The art of lighting
I explained to my designer friend that I do not sell light fixtures, wire, transformers and other items; I sell a Night Scene. I sell ambience in a space. I sell the years of experience it has taken to learn the outdoor lighting design craft. I sell the knowledge I've gained from outdoor lighting schools that I’ve attended all over the country. I sell the reputation of NightScenes Landscape Lighting Professionals. You can’t find Internet pricing on those things.
A light fixture is simply a lifeless light fixture. If you don’t know which fixture to use and where, it’s not going to do you much good simply standing in your yard. If you don’t know the lumen output that you need from a certain fixture, it won’t highlight your focal points. If you don’t know what beam spread that fixture needs to produce in a certain setting, it can’t bring life and depth to your landscape at night. If you don’t know where to place that fixture, you won’t be able to achieve the security and beautiful ambience you desire.

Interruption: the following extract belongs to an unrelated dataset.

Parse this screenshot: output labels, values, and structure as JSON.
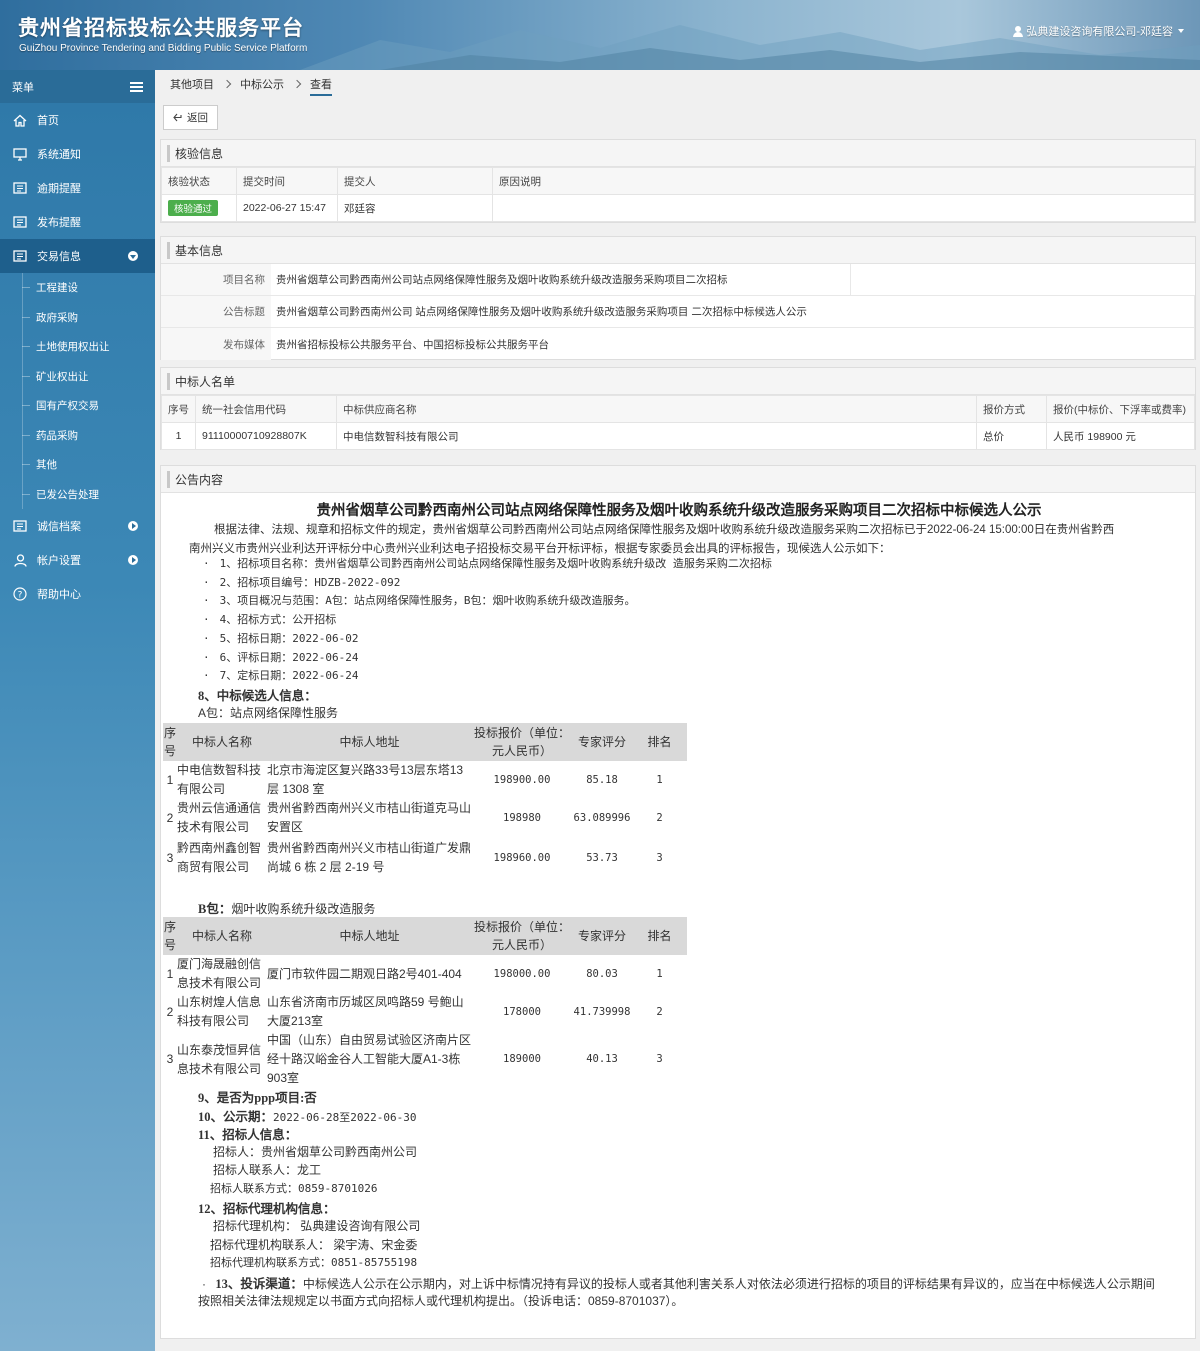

If you buy a bunch of paints, can you bring them home and create the exquisite canvas art piece that you want? An artist knows what color paint to use and where to use it to create an emotional response in the person viewing the painting. A good outdoor lighting designer does the same thing with light. The cost of the paints or light fixtures doesn’t figure into the “picture” really — it’s the final product when the painting's complete that matters most.